annotate("text", x = 0, y = u(x2), label = "v(100)", size = 4, hjust = 1.05, vjust = 0.45)+

#Add labels E[A], V(A) and curve indicating each
annotate("text", x = ev, y = 0, label = "E[A]=-50", size = 4, hjust = 0.6, vjust = -0.5)+
annotate("segment", x = ev, y = 0, xend = ev, yend = u(x1)+(u(x2)-u(x1))*px2, linewidth = 0.5, colour = "black", linetype="dashed")+
annotate("segment", x = 0, y = u(x1)+(u(x2)-u(x1))*px2, xend = ev, yend = u(x1)+(u(x2)-u(x1))*px2, linewidth = 0.5, colour = "black", linetype="dashed")+
annotate("text", x = 0, y = u(x1)+(u(x2)-u(x1))*px2, label = "V(A)", size = 4, hjust = -0.1, vjust = 0.1)

## 53.2 Question 2

Early in the COVID-19 pandemic, the hope was that vaccines would prevent transmission and death. Later, it became apparent that vaccination dramatically reduced death rates but did not wholly prevent it.

Use the concept of probability weighting to explain why citizens would see a massive reduction as much less valuable than elimination.

There is strong evidence that we overweight certain events, when the probability of the event is one, relative to near certain events, such as when the probability is, say, 99%. This overweighting of certainty is effectively the same as overweighting very low-probability events.

The elimination of COVID-19 would be seen as a certain event, and therefore overweighted relative to a near-certain event, such as a 99% reduction in deaths.

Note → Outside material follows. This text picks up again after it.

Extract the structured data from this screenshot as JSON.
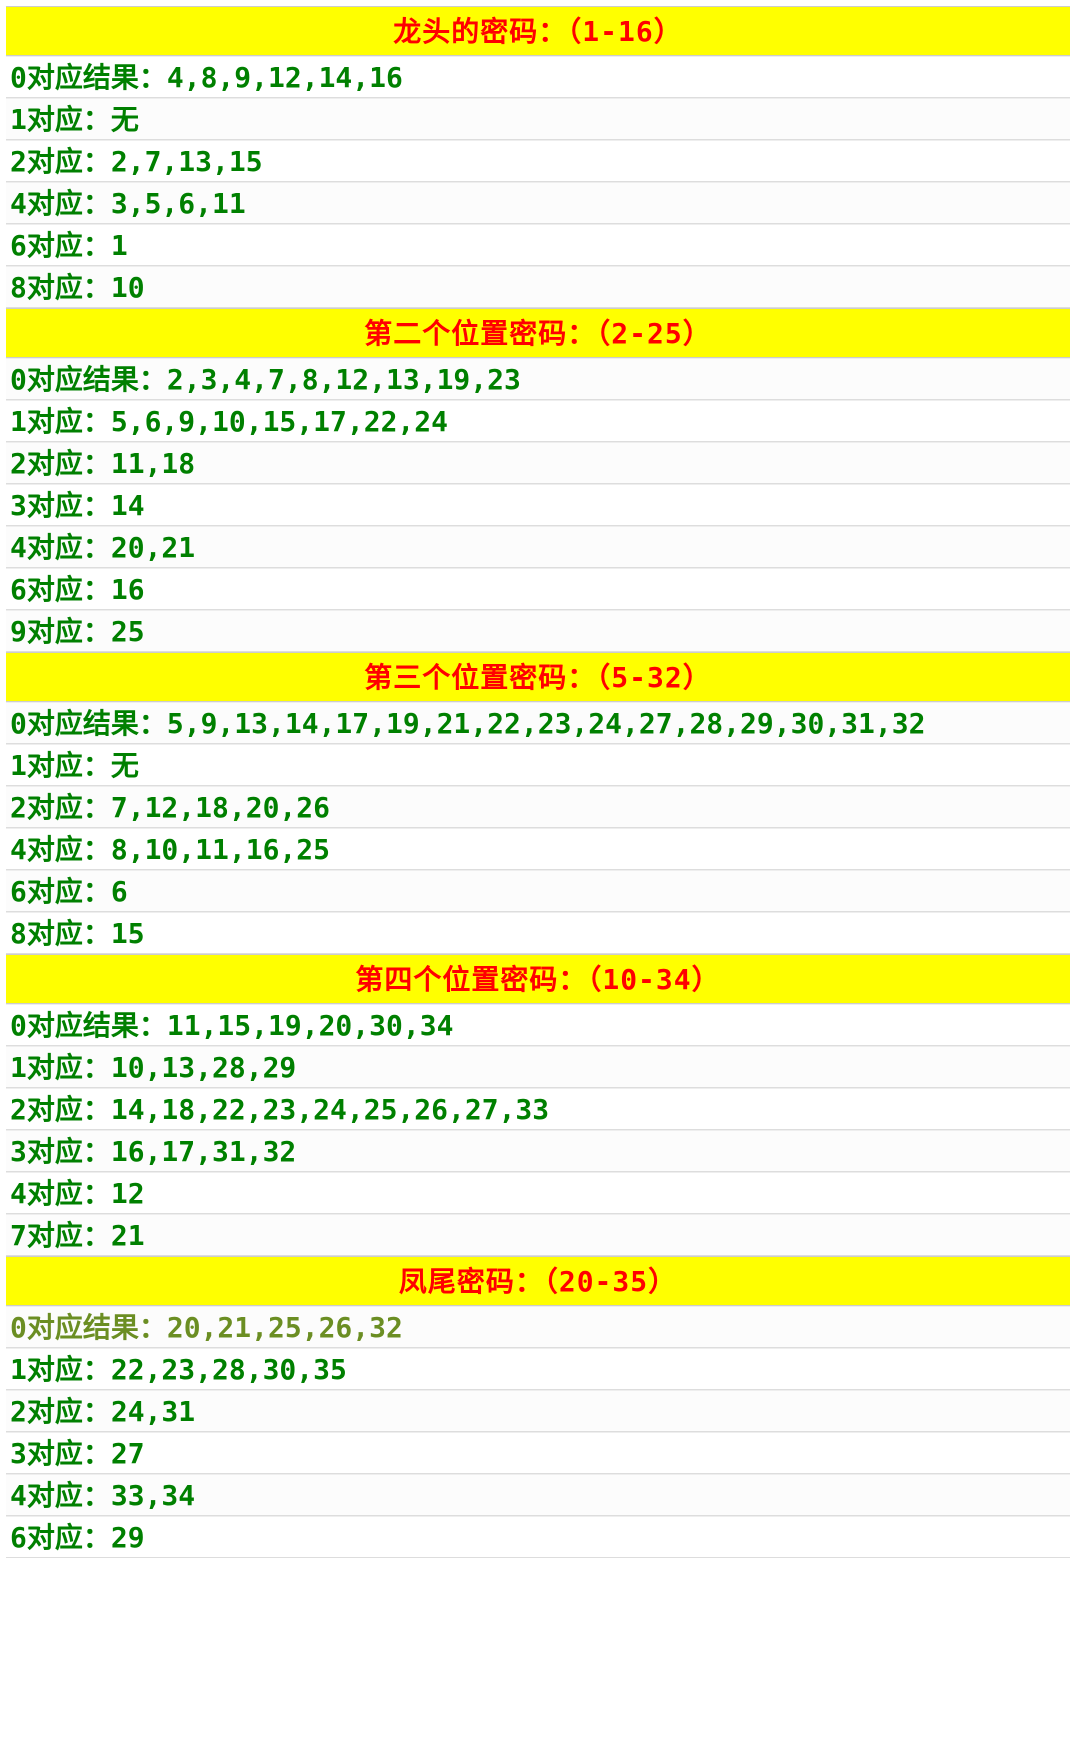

Hence elimination would be seen as much more valuable even though near-elimination has nearly the same number of lives saved

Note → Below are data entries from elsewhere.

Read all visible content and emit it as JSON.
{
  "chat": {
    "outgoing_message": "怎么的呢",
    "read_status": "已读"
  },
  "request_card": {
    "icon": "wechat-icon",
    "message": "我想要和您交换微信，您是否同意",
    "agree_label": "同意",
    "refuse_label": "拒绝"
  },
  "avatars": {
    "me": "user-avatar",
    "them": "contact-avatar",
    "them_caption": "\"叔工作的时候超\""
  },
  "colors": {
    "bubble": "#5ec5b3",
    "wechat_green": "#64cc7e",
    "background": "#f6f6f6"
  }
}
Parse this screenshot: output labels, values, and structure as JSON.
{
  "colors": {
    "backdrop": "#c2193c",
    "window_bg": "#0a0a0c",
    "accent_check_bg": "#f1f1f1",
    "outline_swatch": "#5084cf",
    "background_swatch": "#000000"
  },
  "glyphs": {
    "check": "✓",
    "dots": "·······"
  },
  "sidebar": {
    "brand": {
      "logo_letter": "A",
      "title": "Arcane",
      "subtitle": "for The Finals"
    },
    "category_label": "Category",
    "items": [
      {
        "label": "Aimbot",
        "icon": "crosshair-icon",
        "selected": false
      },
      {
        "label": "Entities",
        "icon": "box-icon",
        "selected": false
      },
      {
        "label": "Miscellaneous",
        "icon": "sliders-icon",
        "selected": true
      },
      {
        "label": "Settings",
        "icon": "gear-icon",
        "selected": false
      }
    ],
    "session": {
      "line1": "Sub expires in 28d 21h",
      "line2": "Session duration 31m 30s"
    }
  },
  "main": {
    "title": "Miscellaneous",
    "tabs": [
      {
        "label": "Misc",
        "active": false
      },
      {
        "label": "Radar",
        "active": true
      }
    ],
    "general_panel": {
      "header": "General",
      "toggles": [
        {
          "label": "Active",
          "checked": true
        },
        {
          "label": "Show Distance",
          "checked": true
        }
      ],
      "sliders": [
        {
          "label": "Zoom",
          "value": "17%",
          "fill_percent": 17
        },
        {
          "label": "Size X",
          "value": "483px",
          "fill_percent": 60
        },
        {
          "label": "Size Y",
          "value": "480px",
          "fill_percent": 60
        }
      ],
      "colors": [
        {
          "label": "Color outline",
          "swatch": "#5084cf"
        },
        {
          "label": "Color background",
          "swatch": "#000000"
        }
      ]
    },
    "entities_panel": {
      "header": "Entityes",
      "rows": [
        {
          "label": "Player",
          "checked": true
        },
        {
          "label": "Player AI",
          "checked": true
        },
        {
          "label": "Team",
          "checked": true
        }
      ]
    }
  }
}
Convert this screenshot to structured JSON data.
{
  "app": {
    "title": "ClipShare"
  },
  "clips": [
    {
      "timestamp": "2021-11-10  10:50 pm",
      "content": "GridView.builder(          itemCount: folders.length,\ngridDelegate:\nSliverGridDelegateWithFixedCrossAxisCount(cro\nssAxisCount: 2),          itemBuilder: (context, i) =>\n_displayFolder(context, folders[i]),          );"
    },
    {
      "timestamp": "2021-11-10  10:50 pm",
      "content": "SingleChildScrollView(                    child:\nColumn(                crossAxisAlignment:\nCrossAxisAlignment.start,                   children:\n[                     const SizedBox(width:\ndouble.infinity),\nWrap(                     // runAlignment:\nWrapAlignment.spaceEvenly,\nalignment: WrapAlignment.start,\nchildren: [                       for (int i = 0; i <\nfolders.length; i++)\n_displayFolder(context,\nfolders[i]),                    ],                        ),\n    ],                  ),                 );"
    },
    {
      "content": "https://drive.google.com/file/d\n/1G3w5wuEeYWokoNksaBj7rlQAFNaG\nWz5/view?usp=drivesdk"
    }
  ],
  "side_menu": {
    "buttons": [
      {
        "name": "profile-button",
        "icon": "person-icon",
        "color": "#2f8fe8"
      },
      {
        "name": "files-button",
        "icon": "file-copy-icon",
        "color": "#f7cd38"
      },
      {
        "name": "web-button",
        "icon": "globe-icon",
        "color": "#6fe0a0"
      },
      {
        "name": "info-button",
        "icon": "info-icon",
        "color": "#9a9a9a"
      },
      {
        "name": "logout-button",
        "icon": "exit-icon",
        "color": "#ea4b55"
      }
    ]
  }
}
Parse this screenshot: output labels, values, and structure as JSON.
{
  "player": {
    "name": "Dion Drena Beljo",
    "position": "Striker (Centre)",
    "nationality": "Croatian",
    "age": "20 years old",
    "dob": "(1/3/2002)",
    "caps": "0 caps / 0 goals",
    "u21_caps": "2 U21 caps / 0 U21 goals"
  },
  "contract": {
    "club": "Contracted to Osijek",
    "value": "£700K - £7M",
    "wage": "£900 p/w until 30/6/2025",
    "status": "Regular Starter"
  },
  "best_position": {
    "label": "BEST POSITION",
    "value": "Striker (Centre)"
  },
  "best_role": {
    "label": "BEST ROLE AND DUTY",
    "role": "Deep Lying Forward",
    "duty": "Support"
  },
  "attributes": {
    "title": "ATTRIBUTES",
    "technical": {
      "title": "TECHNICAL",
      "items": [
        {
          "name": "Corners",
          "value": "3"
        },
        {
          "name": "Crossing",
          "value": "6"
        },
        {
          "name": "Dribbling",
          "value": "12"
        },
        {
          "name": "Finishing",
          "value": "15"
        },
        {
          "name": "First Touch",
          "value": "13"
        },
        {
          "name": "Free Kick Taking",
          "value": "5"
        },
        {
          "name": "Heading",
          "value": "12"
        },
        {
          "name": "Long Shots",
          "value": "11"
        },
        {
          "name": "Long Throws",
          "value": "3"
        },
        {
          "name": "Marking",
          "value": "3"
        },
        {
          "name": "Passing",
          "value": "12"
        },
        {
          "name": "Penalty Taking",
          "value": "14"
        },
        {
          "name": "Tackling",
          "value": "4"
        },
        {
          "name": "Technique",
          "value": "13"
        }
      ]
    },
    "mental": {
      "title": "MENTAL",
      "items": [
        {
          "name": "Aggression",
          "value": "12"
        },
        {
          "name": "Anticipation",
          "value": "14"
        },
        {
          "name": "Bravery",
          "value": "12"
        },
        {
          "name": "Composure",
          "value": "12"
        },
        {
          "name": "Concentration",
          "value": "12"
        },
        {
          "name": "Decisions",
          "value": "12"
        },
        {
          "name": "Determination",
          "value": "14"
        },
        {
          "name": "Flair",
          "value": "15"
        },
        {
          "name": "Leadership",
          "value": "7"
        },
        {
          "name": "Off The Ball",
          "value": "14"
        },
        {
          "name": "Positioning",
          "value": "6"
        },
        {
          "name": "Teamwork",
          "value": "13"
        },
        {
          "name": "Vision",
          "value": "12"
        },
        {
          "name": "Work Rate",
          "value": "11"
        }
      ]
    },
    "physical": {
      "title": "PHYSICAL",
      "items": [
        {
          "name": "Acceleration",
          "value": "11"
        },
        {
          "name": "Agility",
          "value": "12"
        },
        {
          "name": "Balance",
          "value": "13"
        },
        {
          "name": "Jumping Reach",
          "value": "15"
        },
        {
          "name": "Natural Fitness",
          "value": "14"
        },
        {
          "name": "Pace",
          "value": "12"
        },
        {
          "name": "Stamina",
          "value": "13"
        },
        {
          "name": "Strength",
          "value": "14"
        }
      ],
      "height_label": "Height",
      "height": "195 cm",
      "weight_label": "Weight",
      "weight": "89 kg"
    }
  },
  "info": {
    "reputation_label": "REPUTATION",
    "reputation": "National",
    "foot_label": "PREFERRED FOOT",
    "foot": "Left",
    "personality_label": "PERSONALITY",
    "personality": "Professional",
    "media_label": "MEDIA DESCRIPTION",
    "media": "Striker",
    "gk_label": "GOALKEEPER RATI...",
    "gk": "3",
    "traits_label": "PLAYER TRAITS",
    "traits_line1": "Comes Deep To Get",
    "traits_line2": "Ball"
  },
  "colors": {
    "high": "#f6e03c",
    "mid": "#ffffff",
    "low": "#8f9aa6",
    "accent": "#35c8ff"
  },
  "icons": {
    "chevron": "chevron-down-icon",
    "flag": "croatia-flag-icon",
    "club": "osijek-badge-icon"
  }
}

Put another way, the remaining small probability of death would be overweighted, meaning the near elimination of deaths would be seen as having much less value than the complete elimination.